> DIRECTIONS
Report each line below that carries the word "time".

> RECORD SET

- - - - - - -

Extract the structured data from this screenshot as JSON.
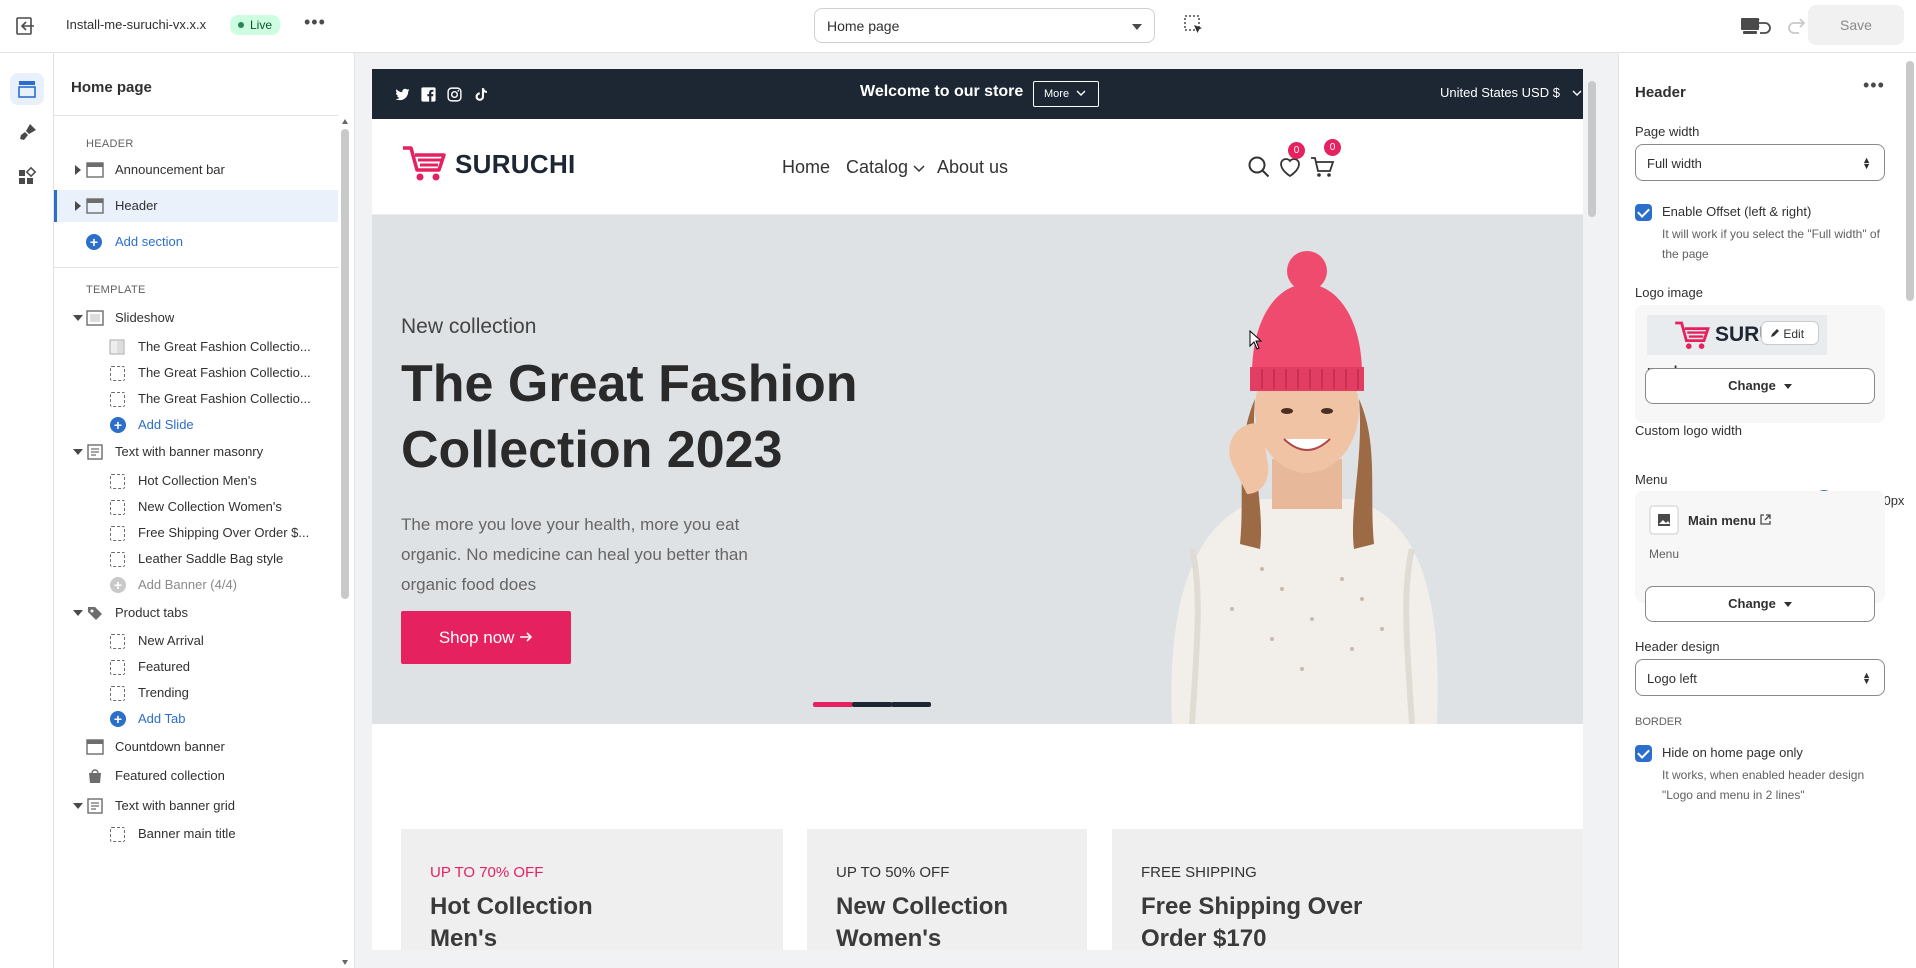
{
  "topbar": {
    "theme_name": "Install-me-suruchi-vx.x.x",
    "status_badge": "Live",
    "page_select": "Home page",
    "save_label": "Save"
  },
  "sidebar": {
    "title": "Home page",
    "header_group": "HEADER",
    "header_sections": [
      "Announcement bar",
      "Header"
    ],
    "add_section": "Add section",
    "template_group": "TEMPLATE",
    "slideshow": {
      "label": "Slideshow",
      "blocks": [
        "The Great Fashion Collectio...",
        "The Great Fashion Collectio...",
        "The Great Fashion Collectio..."
      ],
      "add": "Add Slide"
    },
    "masonry": {
      "label": "Text with banner masonry",
      "blocks": [
        "Hot Collection Men's",
        "New Collection Women's",
        "Free Shipping Over Order $...",
        "Leather Saddle Bag style"
      ],
      "add": "Add Banner (4/4)"
    },
    "product_tabs": {
      "label": "Product tabs",
      "blocks": [
        "New Arrival",
        "Featured",
        "Trending"
      ],
      "add": "Add Tab"
    },
    "countdown": "Countdown banner",
    "featured": "Featured collection",
    "banner_grid": {
      "label": "Text with banner grid",
      "blocks": [
        "Banner main title"
      ]
    }
  },
  "preview": {
    "announcement": {
      "text": "Welcome to our store",
      "more": "More",
      "currency": "United States USD $"
    },
    "header": {
      "logo": "SURUCHI",
      "nav": [
        "Home",
        "Catalog",
        "About us"
      ],
      "wishlist_count": "0",
      "cart_count": "0"
    },
    "hero": {
      "kicker": "New collection",
      "title": "The Great Fashion Collection 2023",
      "subtitle": "The more you love your health, more you eat organic. No medicine can heal you better than organic food does",
      "button": "Shop now",
      "active_slide": 1,
      "slide_count": 3
    },
    "banners": [
      {
        "kicker": "UP TO 70% OFF",
        "title": "Hot Collection Men's"
      },
      {
        "kicker": "UP TO 50% OFF",
        "title": "New Collection Women's"
      },
      {
        "kicker": "FREE SHIPPING",
        "title": "Free Shipping Over Order $170"
      }
    ]
  },
  "settings": {
    "title": "Header",
    "page_width_label": "Page width",
    "page_width_value": "Full width",
    "offset_label": "Enable Offset (left & right)",
    "offset_help": "It will work if you select the \"Full width\" of the page",
    "logo_label": "Logo image",
    "logo_preview_text": "SURU",
    "logo_edit": "Edit",
    "logo_file": "nav-log",
    "logo_type": "PNG",
    "change_label": "Change",
    "logo_width_label": "Custom logo width",
    "logo_width_value": "200px",
    "logo_width_fraction": 0.75,
    "menu_label": "Menu",
    "menu_name": "Main menu",
    "menu_type": "Menu",
    "header_design_label": "Header design",
    "header_design_value": "Logo left",
    "border_group": "BORDER",
    "hide_label": "Hide on home page only",
    "hide_help": "It works, when enabled header design \"Logo and menu in 2 lines\""
  },
  "colors": {
    "accent": "#e5215f",
    "dark": "#1d2633",
    "admin_blue": "#2c6ecb"
  }
}
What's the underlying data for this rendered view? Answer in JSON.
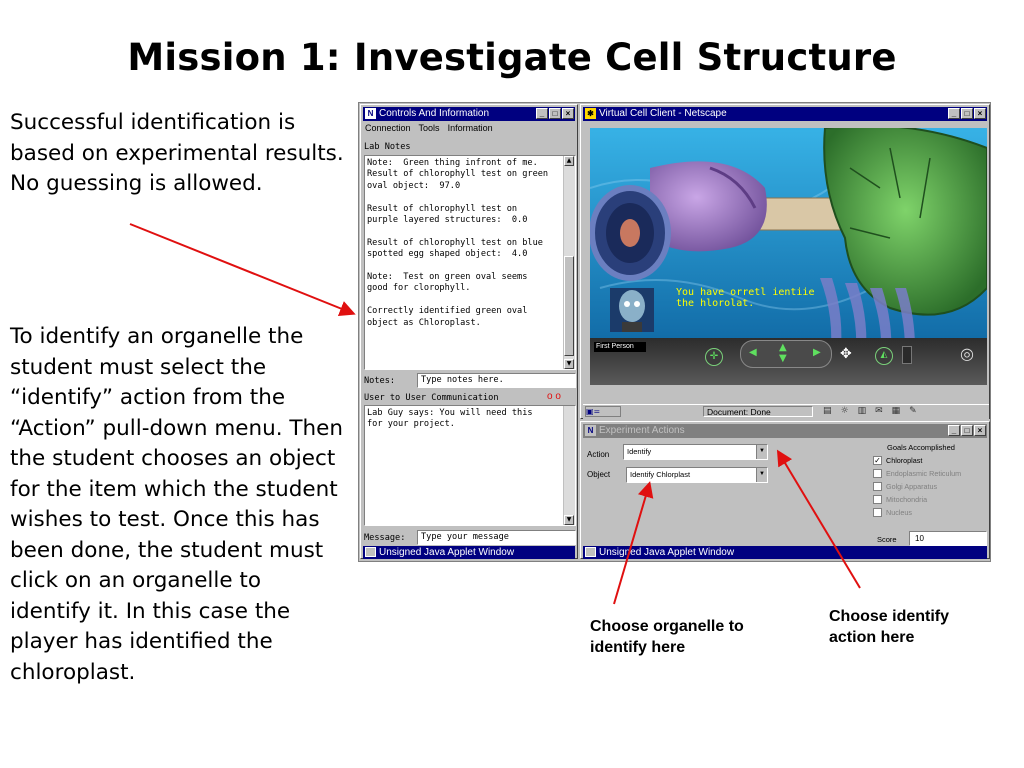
{
  "slide": {
    "title": "Mission 1: Investigate Cell Structure",
    "para1": "Successful identification is based on experimental results. No guessing is allowed.",
    "para2": "To identify an organelle the student must select the “identify” action from the “Action” pull-down menu. Then the student chooses an object for the item which the student wishes to test. Once this has been done, the student must click on an organelle to identify it. In this case the player has identified the chloroplast.",
    "caption_object": "Choose organelle to identify here",
    "caption_action": "Choose identify action here"
  },
  "controls_window": {
    "title": "Controls And Information",
    "menu": [
      "Connection",
      "Tools",
      "Information"
    ],
    "lab_notes_label": "Lab Notes",
    "lab_notes_lines": [
      "Note:  Green thing infront of me.",
      "Result of chlorophyll test on green",
      "oval object:  97.0",
      "",
      "Result of chlorophyll test on",
      "purple layered structures:  0.0",
      "",
      "Result of chlorophyll test on blue",
      "spotted egg shaped object:  4.0",
      "",
      "Note:  Test on green oval seems",
      "good for clorophyll.",
      "",
      "Correctly identified green oval",
      "object as Chloroplast."
    ],
    "notes_label": "Notes:",
    "notes_placeholder": "Type notes here.",
    "comm_label": "User to User Communication",
    "comm_indicator": "o o",
    "comm_lines": [
      "Lab Guy says: You will need this",
      "for your project."
    ],
    "message_label": "Message:",
    "message_placeholder": "Type your message",
    "status": "Unsigned Java Applet Window"
  },
  "netscape_window": {
    "title": "Virtual Cell Client - Netscape",
    "scene_text_line1": "You have orretl ientiie",
    "scene_text_line2": "the hlorolat.",
    "nav_mode": "First Person",
    "document_status": "Document: Done"
  },
  "experiment_window": {
    "title": "Experiment Actions",
    "action_label": "Action",
    "action_value": "Identify",
    "object_label": "Object",
    "object_value": "Identify Chlorplast",
    "goals_title": "Goals Accomplished",
    "goals": [
      {
        "label": "Chloroplast",
        "checked": true
      },
      {
        "label": "Endoplasmic Reticulum",
        "checked": false
      },
      {
        "label": "Golgi Apparatus",
        "checked": false
      },
      {
        "label": "Mitochondria",
        "checked": false
      },
      {
        "label": "Nucleus",
        "checked": false
      }
    ],
    "score_label": "Score",
    "score_value": "10",
    "status": "Unsigned Java Applet Window"
  },
  "colors": {
    "titlebar_active": "#000080",
    "window_face": "#c0c0c0",
    "arrow": "#e01010"
  }
}
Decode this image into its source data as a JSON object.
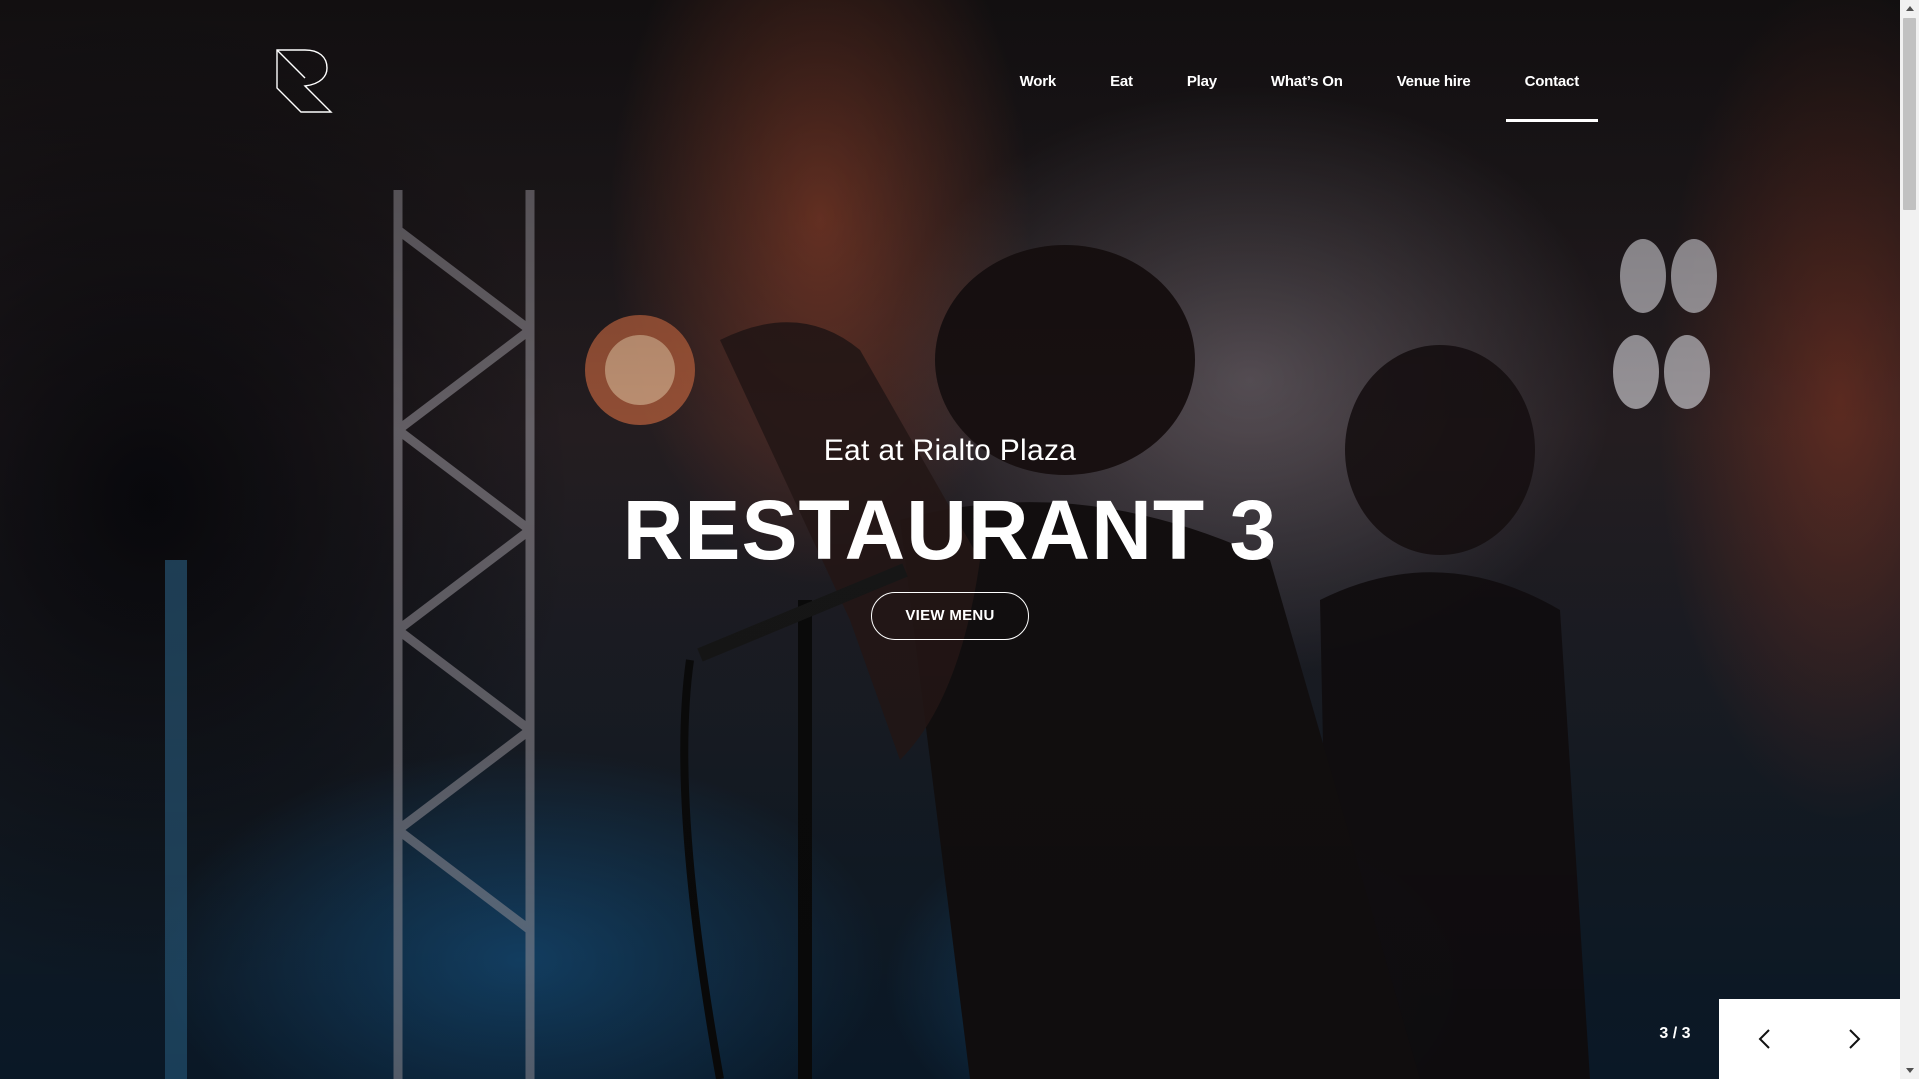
{
  "header": {
    "logo_icon": "r-monogram-logo",
    "nav": [
      {
        "label": "Work",
        "active": false
      },
      {
        "label": "Eat",
        "active": false
      },
      {
        "label": "Play",
        "active": false
      },
      {
        "label": "What’s On",
        "active": false
      },
      {
        "label": "Venue hire",
        "active": false
      },
      {
        "label": "Contact",
        "active": true
      }
    ]
  },
  "hero": {
    "eyebrow": "Eat at Rialto Plaza",
    "title": "RESTAURANT 3",
    "cta_label": "VIEW MENU",
    "background": "live band concert on stage with coloured lights"
  },
  "slider": {
    "counter": "3 / 3",
    "prev_icon": "chevron-left-icon",
    "next_icon": "chevron-right-icon"
  },
  "colors": {
    "text": "#ffffff",
    "control_bg": "#ffffff",
    "control_icon": "#111111"
  }
}
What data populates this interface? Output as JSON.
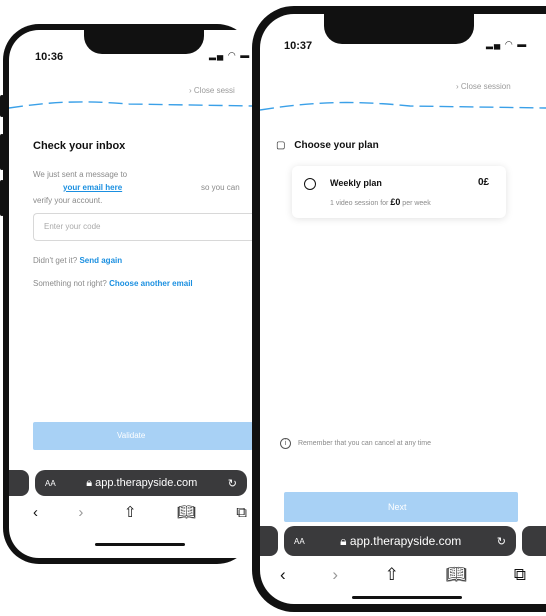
{
  "left_phone": {
    "time": "10:36",
    "close_session": "Close sessi",
    "heading": "Check your inbox",
    "message_line1": "We just sent a message to",
    "email": "your email here",
    "message_tail": "so you can",
    "message_line2": "verify your account.",
    "code_placeholder": "Enter your code",
    "didnt_get": "Didn't get it?",
    "send_again": "Send again",
    "something_wrong": "Something not right?",
    "choose_email": "Choose another email",
    "validate_label": "Validate",
    "url": "app.therapyside.com",
    "aa": "AA"
  },
  "right_phone": {
    "time": "10:37",
    "close_session": "Close session",
    "choose_plan": "Choose your plan",
    "plan_name": "Weekly plan",
    "plan_price": "0£",
    "plan_desc_prefix": "1 video session for",
    "plan_desc_amount": "£0",
    "plan_desc_suffix": "per week",
    "reminder": "Remember that you can cancel at any time",
    "next_label": "Next",
    "url": "app.therapyside.com",
    "aa": "AA"
  },
  "colors": {
    "accent_blue": "#1a8fe0",
    "button_disabled": "#a8d1f5",
    "wave": "#3aa0e8"
  },
  "icons": {
    "signal": "signal-icon",
    "wifi": "wifi-icon",
    "battery": "battery-icon",
    "lock": "lock-icon",
    "reload": "reload-icon",
    "back": "chevron-left-icon",
    "forward": "chevron-right-icon",
    "share": "share-icon",
    "bookmarks": "book-icon",
    "tabs": "tabs-icon",
    "calendar": "calendar-icon",
    "info": "info-icon",
    "radio": "radio-icon"
  }
}
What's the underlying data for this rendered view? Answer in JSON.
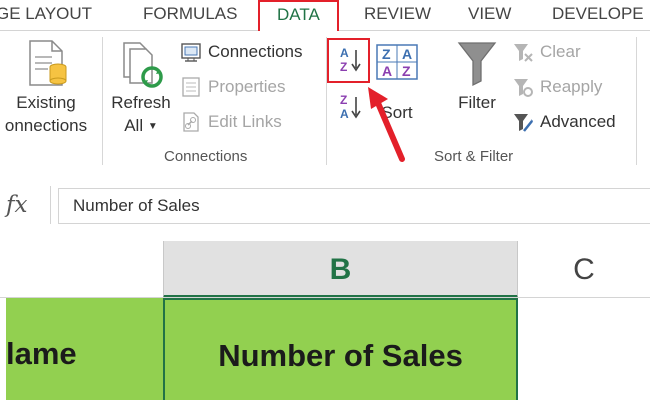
{
  "tabs": [
    {
      "label": "GE LAYOUT"
    },
    {
      "label": "FORMULAS"
    },
    {
      "label": "DATA",
      "active": true
    },
    {
      "label": "REVIEW"
    },
    {
      "label": "VIEW"
    },
    {
      "label": "DEVELOPE"
    }
  ],
  "ribbon": {
    "get_external": {
      "existing_line1": "Existing",
      "existing_line2": "onnections"
    },
    "connections_group": {
      "label": "Connections",
      "refresh_line1": "Refresh",
      "refresh_line2": "All",
      "connections": "Connections",
      "properties": "Properties",
      "edit_links": "Edit Links"
    },
    "sort_filter_group": {
      "label": "Sort & Filter",
      "sort": "Sort",
      "filter": "Filter",
      "clear": "Clear",
      "reapply": "Reapply",
      "advanced": "Advanced"
    }
  },
  "formula_bar": {
    "fx": "fx",
    "value": "Number of Sales"
  },
  "grid": {
    "columns": [
      "B",
      "C"
    ],
    "cells": {
      "a1": "lame",
      "b1": "Number of Sales"
    }
  },
  "colors": {
    "accent_green": "#217346",
    "highlight_red": "#e3202a",
    "cell_fill": "#92d050"
  }
}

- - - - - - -

> OUTPUT OF THE EXERCISE
    "time": "10:36",
    "time": "10:37",
    "reminder": "Remember that you can cancel at any time",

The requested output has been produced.